§ Work item
With the pictures left out, write out the records verbatim.

§ Dataset records

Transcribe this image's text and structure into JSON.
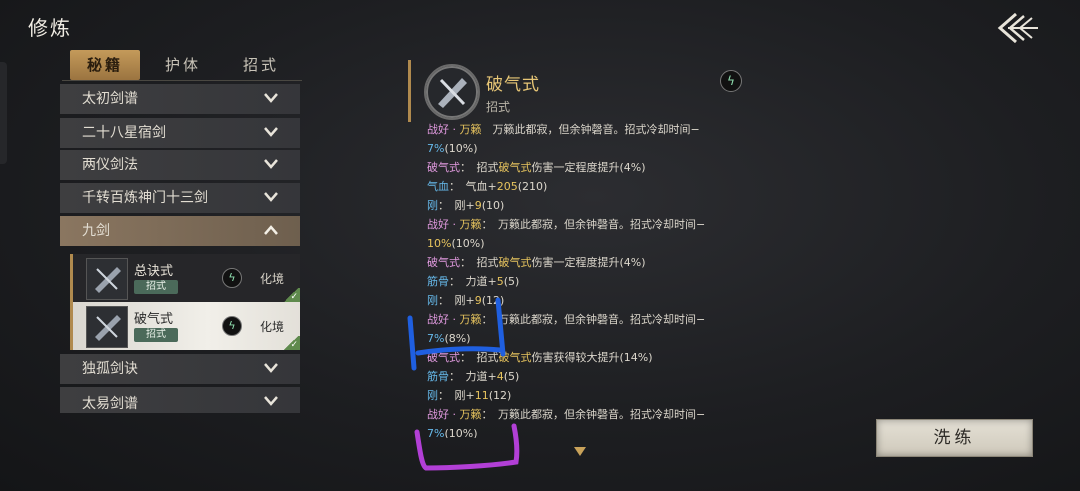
{
  "header": {
    "title": "修炼",
    "back_icon": "back-arrow-icon"
  },
  "tabs": [
    {
      "label": "秘籍",
      "active": true
    },
    {
      "label": "护体",
      "active": false
    },
    {
      "label": "招式",
      "active": false
    }
  ],
  "categories": [
    {
      "label": "太初剑谱",
      "open": false
    },
    {
      "label": "二十八星宿剑",
      "open": false
    },
    {
      "label": "两仪剑法",
      "open": false
    },
    {
      "label": "千转百炼神门十三剑",
      "open": false
    },
    {
      "label": "九剑",
      "open": true
    },
    {
      "label": "独孤剑诀",
      "open": false
    },
    {
      "label": "太易剑谱",
      "open": false
    }
  ],
  "skills": [
    {
      "name": "总诀式",
      "tag": "招式",
      "symbol": "ϟ",
      "realm": "化境",
      "selected": false
    },
    {
      "name": "破气式",
      "tag": "招式",
      "symbol": "ϟ",
      "realm": "化境",
      "selected": true
    }
  ],
  "detail": {
    "name": "破气式",
    "type": "招式",
    "symbol": "ϟ",
    "effects": [
      [
        [
          "战好 · ",
          "pink"
        ],
        [
          "万籁",
          "gold"
        ],
        [
          "　万籁此都寂，但余钟磬音。招式冷却时间−",
          "white"
        ]
      ],
      [
        [
          "7%",
          "blue"
        ],
        [
          "(10%)",
          "white"
        ]
      ],
      [
        [
          "破气式",
          "pink"
        ],
        [
          "：　招式",
          "white"
        ],
        [
          "破气式",
          "gold"
        ],
        [
          "伤害一定程度提升(4%)",
          "white"
        ]
      ],
      [
        [
          "气血",
          "blue"
        ],
        [
          "：　气血+",
          "white"
        ],
        [
          "205",
          "gold"
        ],
        [
          "(210)",
          "white"
        ]
      ],
      [
        [
          "刚",
          "blue"
        ],
        [
          "：　刚+",
          "white"
        ],
        [
          "9",
          "gold"
        ],
        [
          "(10)",
          "white"
        ]
      ],
      [
        [
          "战好 · ",
          "pink"
        ],
        [
          "万籁",
          "gold"
        ],
        [
          "：　万籁此都寂，但余钟磬音。招式冷却时间−",
          "white"
        ]
      ],
      [
        [
          "10%",
          "gold"
        ],
        [
          "(10%)",
          "white"
        ]
      ],
      [
        [
          "破气式",
          "pink"
        ],
        [
          "：　招式",
          "white"
        ],
        [
          "破气式",
          "gold"
        ],
        [
          "伤害一定程度提升(4%)",
          "white"
        ]
      ],
      [
        [
          "筋骨",
          "blue"
        ],
        [
          "：　力道+",
          "white"
        ],
        [
          "5",
          "gold"
        ],
        [
          "(5)",
          "white"
        ]
      ],
      [
        [
          "刚",
          "blue"
        ],
        [
          "：　刚+",
          "white"
        ],
        [
          "9",
          "gold"
        ],
        [
          "(12)",
          "white"
        ]
      ],
      [
        [
          "战好 · ",
          "pink"
        ],
        [
          "万籁",
          "gold"
        ],
        [
          "：　万籁此都寂，但余钟磬音。招式冷却时间−",
          "white"
        ]
      ],
      [
        [
          "7%",
          "blue"
        ],
        [
          "(8%)",
          "white"
        ]
      ],
      [
        [
          "破气式",
          "pink"
        ],
        [
          "：　招式",
          "white"
        ],
        [
          "破气式",
          "gold"
        ],
        [
          "伤害获得较大提升(14%)",
          "white"
        ]
      ],
      [
        [
          "筋骨",
          "blue"
        ],
        [
          "：　力道+",
          "white"
        ],
        [
          "4",
          "gold"
        ],
        [
          "(5)",
          "white"
        ]
      ],
      [
        [
          "刚",
          "blue"
        ],
        [
          "：　刚+",
          "white"
        ],
        [
          "11",
          "gold"
        ],
        [
          "(12)",
          "white"
        ]
      ],
      [
        [
          "战好 · ",
          "pink"
        ],
        [
          "万籁",
          "gold"
        ],
        [
          "：　万籁此都寂，但余钟磬音。招式冷却时间−",
          "white"
        ]
      ],
      [
        [
          "7%",
          "blue"
        ],
        [
          "(10%)",
          "white"
        ]
      ]
    ]
  },
  "wash_button": {
    "label": "洗练"
  },
  "colors": {
    "accent_gold": "#e7c45e",
    "tab_active": "#b08a4e",
    "annotation_blue": "#1f5fe0",
    "annotation_purple": "#b23fd6"
  }
}
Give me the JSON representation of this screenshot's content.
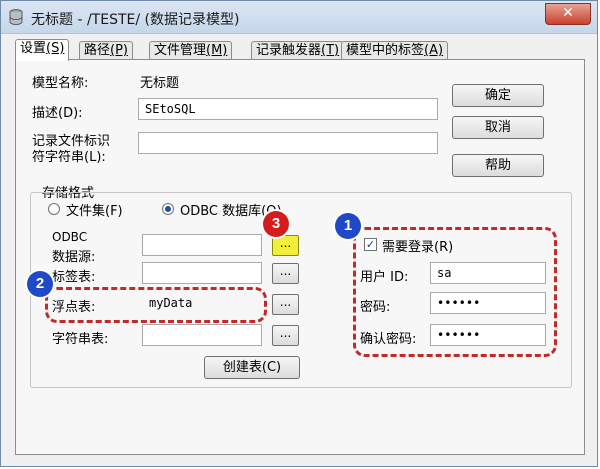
{
  "window": {
    "title": "无标题 - /TESTE/ (数据记录模型)",
    "close_label": "✕"
  },
  "tabs": [
    {
      "label": "设置",
      "key": "(S)"
    },
    {
      "label": "路径",
      "key": "(P)"
    },
    {
      "label": "文件管理",
      "key": "(M)"
    },
    {
      "label": "记录触发器",
      "key": "(T)"
    },
    {
      "label": "模型中的标签",
      "key": "(A)"
    }
  ],
  "form": {
    "model_name_label": "模型名称:",
    "model_name_value": "无标题",
    "description_label": "描述(D):",
    "description_value": "SEtoSQL",
    "record_file_label_line1": "记录文件标识",
    "record_file_label_line2": "符字符串(L):",
    "record_file_value": ""
  },
  "buttons": {
    "ok": "确定",
    "cancel": "取消",
    "help": "帮助",
    "create_table": "创建表(C)",
    "browse": "..."
  },
  "storage": {
    "group_label": "存储格式",
    "option_fileset": "文件集(F)",
    "option_odbc": "ODBC 数据库(O)",
    "selected": "ODBC 数据库(O)",
    "odbc_label_line1": "ODBC",
    "odbc_label_line2": "数据源:",
    "odbc_value": "",
    "tag_table_label": "标签表:",
    "tag_table_value": "",
    "float_table_label": "浮点表:",
    "float_table_value": "myData",
    "string_table_label": "字符串表:",
    "string_table_value": ""
  },
  "login": {
    "require_login_label": "需要登录(R)",
    "require_login_checked": true,
    "user_id_label": "用户 ID:",
    "user_id_value": "sa",
    "password_label": "密码:",
    "password_value": "••••••",
    "confirm_password_label": "确认密码:",
    "confirm_password_value": "••••••"
  },
  "annotations": {
    "badge1": "1",
    "badge2": "2",
    "badge3": "3"
  },
  "colors": {
    "highlight_dash": "#c22a2a",
    "badge_blue": "#1f49c7",
    "badge_red": "#d41c1c",
    "browse_highlight": "#f2ef3a"
  }
}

§ Response area
Transcribe this image's text and structure into JSON.
{
  "header": {
    "title": "修炼",
    "back_icon": "back-arrow-icon"
  },
  "tabs": [
    {
      "label": "秘籍",
      "active": true
    },
    {
      "label": "护体",
      "active": false
    },
    {
      "label": "招式",
      "active": false
    }
  ],
  "categories": [
    {
      "label": "太初剑谱",
      "open": false
    },
    {
      "label": "二十八星宿剑",
      "open": false
    },
    {
      "label": "两仪剑法",
      "open": false
    },
    {
      "label": "千转百炼神门十三剑",
      "open": false
    },
    {
      "label": "九剑",
      "open": true
    },
    {
      "label": "独孤剑诀",
      "open": false
    },
    {
      "label": "太易剑谱",
      "open": false
    }
  ],
  "skills": [
    {
      "name": "总诀式",
      "tag": "招式",
      "symbol": "ϟ",
      "realm": "化境",
      "selected": false
    },
    {
      "name": "破气式",
      "tag": "招式",
      "symbol": "ϟ",
      "realm": "化境",
      "selected": true
    }
  ],
  "detail": {
    "name": "破气式",
    "type": "招式",
    "symbol": "ϟ",
    "effects": [
      [
        [
          "战好 · ",
          "pink"
        ],
        [
          "万籁",
          "gold"
        ],
        [
          "　万籁此都寂，但余钟磬音。招式冷却时间−",
          "white"
        ]
      ],
      [
        [
          "7%",
          "blue"
        ],
        [
          "(10%)",
          "white"
        ]
      ],
      [
        [
          "破气式",
          "pink"
        ],
        [
          "：　招式",
          "white"
        ],
        [
          "破气式",
          "gold"
        ],
        [
          "伤害一定程度提升(4%)",
          "white"
        ]
      ],
      [
        [
          "气血",
          "blue"
        ],
        [
          "：　气血+",
          "white"
        ],
        [
          "205",
          "gold"
        ],
        [
          "(210)",
          "white"
        ]
      ],
      [
        [
          "刚",
          "blue"
        ],
        [
          "：　刚+",
          "white"
        ],
        [
          "9",
          "gold"
        ],
        [
          "(10)",
          "white"
        ]
      ],
      [
        [
          "战好 · ",
          "pink"
        ],
        [
          "万籁",
          "gold"
        ],
        [
          "：　万籁此都寂，但余钟磬音。招式冷却时间−",
          "white"
        ]
      ],
      [
        [
          "10%",
          "gold"
        ],
        [
          "(10%)",
          "white"
        ]
      ],
      [
        [
          "破气式",
          "pink"
        ],
        [
          "：　招式",
          "white"
        ],
        [
          "破气式",
          "gold"
        ],
        [
          "伤害一定程度提升(4%)",
          "white"
        ]
      ],
      [
        [
          "筋骨",
          "blue"
        ],
        [
          "：　力道+",
          "white"
        ],
        [
          "5",
          "gold"
        ],
        [
          "(5)",
          "white"
        ]
      ],
      [
        [
          "刚",
          "blue"
        ],
        [
          "：　刚+",
          "white"
        ],
        [
          "9",
          "gold"
        ],
        [
          "(12)",
          "white"
        ]
      ],
      [
        [
          "战好 · ",
          "pink"
        ],
        [
          "万籁",
          "gold"
        ],
        [
          "：　万籁此都寂，但余钟磬音。招式冷却时间−",
          "white"
        ]
      ],
      [
        [
          "7%",
          "blue"
        ],
        [
          "(8%)",
          "white"
        ]
      ],
      [
        [
          "破气式",
          "pink"
        ],
        [
          "：　招式",
          "white"
        ],
        [
          "破气式",
          "gold"
        ],
        [
          "伤害获得较大提升(14%)",
          "white"
        ]
      ],
      [
        [
          "筋骨",
          "blue"
        ],
        [
          "：　力道+",
          "white"
        ],
        [
          "4",
          "gold"
        ],
        [
          "(5)",
          "white"
        ]
      ],
      [
        [
          "刚",
          "blue"
        ],
        [
          "：　刚+",
          "white"
        ],
        [
          "11",
          "gold"
        ],
        [
          "(12)",
          "white"
        ]
      ],
      [
        [
          "战好 · ",
          "pink"
        ],
        [
          "万籁",
          "gold"
        ],
        [
          "：　万籁此都寂，但余钟磬音。招式冷却时间−",
          "white"
        ]
      ],
      [
        [
          "7%",
          "blue"
        ],
        [
          "(10%)",
          "white"
        ]
      ]
    ]
  },
  "wash_button": {
    "label": "洗练"
  },
  "colors": {
    "accent_gold": "#e7c45e",
    "tab_active": "#b08a4e",
    "annotation_blue": "#1f5fe0",
    "annotation_purple": "#b23fd6"
  }
}
Give me the JSON representation of this screenshot's content.
{
  "window": {
    "title": "无标题 - /TESTE/ (数据记录模型)",
    "close_label": "✕"
  },
  "tabs": [
    {
      "label": "设置",
      "key": "(S)"
    },
    {
      "label": "路径",
      "key": "(P)"
    },
    {
      "label": "文件管理",
      "key": "(M)"
    },
    {
      "label": "记录触发器",
      "key": "(T)"
    },
    {
      "label": "模型中的标签",
      "key": "(A)"
    }
  ],
  "form": {
    "model_name_label": "模型名称:",
    "model_name_value": "无标题",
    "description_label": "描述(D):",
    "description_value": "SEtoSQL",
    "record_file_label_line1": "记录文件标识",
    "record_file_label_line2": "符字符串(L):",
    "record_file_value": ""
  },
  "buttons": {
    "ok": "确定",
    "cancel": "取消",
    "help": "帮助",
    "create_table": "创建表(C)",
    "browse": "..."
  },
  "storage": {
    "group_label": "存储格式",
    "option_fileset": "文件集(F)",
    "option_odbc": "ODBC 数据库(O)",
    "selected": "ODBC 数据库(O)",
    "odbc_label_line1": "ODBC",
    "odbc_label_line2": "数据源:",
    "odbc_value": "",
    "tag_table_label": "标签表:",
    "tag_table_value": "",
    "float_table_label": "浮点表:",
    "float_table_value": "myData",
    "string_table_label": "字符串表:",
    "string_table_value": ""
  },
  "login": {
    "require_login_label": "需要登录(R)",
    "require_login_checked": true,
    "user_id_label": "用户 ID:",
    "user_id_value": "sa",
    "password_label": "密码:",
    "password_value": "••••••",
    "confirm_password_label": "确认密码:",
    "confirm_password_value": "••••••"
  },
  "annotations": {
    "badge1": "1",
    "badge2": "2",
    "badge3": "3"
  },
  "colors": {
    "highlight_dash": "#c22a2a",
    "badge_blue": "#1f49c7",
    "badge_red": "#d41c1c",
    "browse_highlight": "#f2ef3a"
  }
}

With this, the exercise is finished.